After all, the Oxford Taven is only a short trip from home and the comfort of her own bed in Western Sydney.
Tonight Maynard returns to the South Coast to perform on the back of her latest EP, Don't Come Morning, which was released earlier this month.
Maynard admits that the EP, which follows on from the success of her first solo effort Ghost Notes, has been a long time coming but puts that down to being an independent artist.
"I have been so busy at work there's no time to think," she says.
"It has been a bit of a slow process just getting it together and getting the artowrk done, but being independent you do everything yourself. It can be painfully slow at time."
However, Maynard says, the exhausting process does have its rewards and Don't Come Morning is completely her own record.
"What I do miss is the large record company resources like publicity, money and contacts," she says. "But at least I know my record is 100 percent what I want."
Now Maynard, who found fame as one of the members of the now-defunct Stella One Eleven, just wants to recoup her losses for recording the eight-track release.
She hopes there will be sufficient interest in her tour to cover the expenses of an album for which, to keep costs down, she even did her own artwork.

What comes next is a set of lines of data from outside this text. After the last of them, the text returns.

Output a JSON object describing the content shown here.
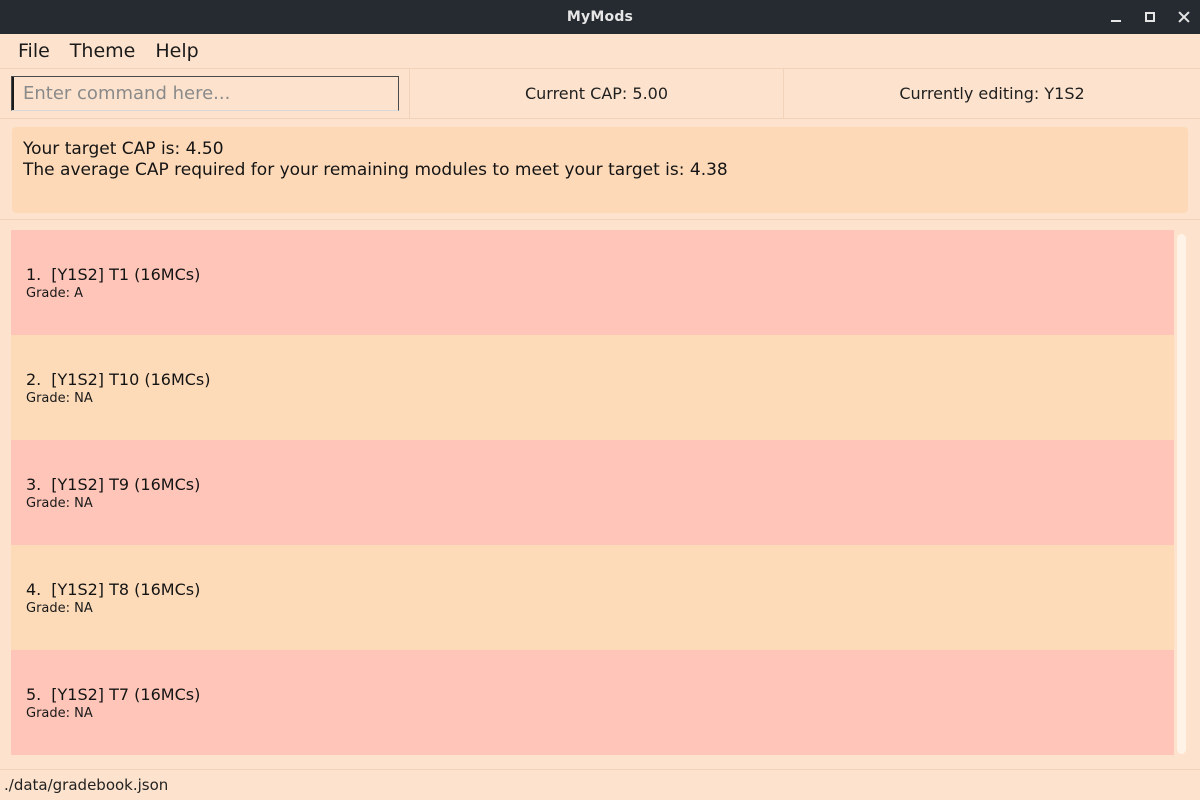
{
  "window": {
    "title": "MyMods"
  },
  "menu": {
    "items": [
      "File",
      "Theme",
      "Help"
    ]
  },
  "command": {
    "placeholder": "Enter command here...",
    "value": ""
  },
  "status_top": {
    "current_cap": "Current CAP: 5.00",
    "currently_editing": "Currently editing: Y1S2"
  },
  "target": {
    "line1": "Your target CAP is: 4.50",
    "line2": "The average CAP required for your remaining modules to meet your target is: 4.38"
  },
  "modules": [
    {
      "index": "1.",
      "title": "[Y1S2] T1 (16MCs)",
      "grade": "Grade: A"
    },
    {
      "index": "2.",
      "title": "[Y1S2] T10 (16MCs)",
      "grade": "Grade: NA"
    },
    {
      "index": "3.",
      "title": "[Y1S2] T9 (16MCs)",
      "grade": "Grade: NA"
    },
    {
      "index": "4.",
      "title": "[Y1S2] T8 (16MCs)",
      "grade": "Grade: NA"
    },
    {
      "index": "5.",
      "title": "[Y1S2] T7 (16MCs)",
      "grade": "Grade: NA"
    }
  ],
  "statusbar": {
    "path": "./data/gradebook.json"
  },
  "colors": {
    "background": "#fde3cd",
    "titlebar": "#252b30",
    "card_odd": "#fec5b8",
    "card_even": "#fddbb9",
    "target_panel": "#fdd9b8"
  }
}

Don't Come Morning sees Maynard break away from her exploration of electric music to experiment with an acoustic feel.
The title track is about her mother's death after cancer and she has also covered the Australian pub rock classic Am I Ever Gonna See Your Face Again.
"At the various stages of history in bands I have done the odd cover and find it fascinating when an artist takes a song and reinterprets it," she says.
"I heard that one on the radio and thought 'That could be interesting'. I sat down and tried to work it on the guitar. This song is so different from its original, it's a case of the audience interpreting and bringing something different to it."
Maynard says the opportunity to return to acoustic music and experiment with the style had been a welcome one.
"The first two albums I put out, I explored an electronic direction on most tracks. I'm finding as much as the exploration of the electronic genre is interesting, I'm more interested in the organic," she says.
"It's nice to be able to go anywhere on it. I don't think music should be stagnant and artists should be encouraged to explore."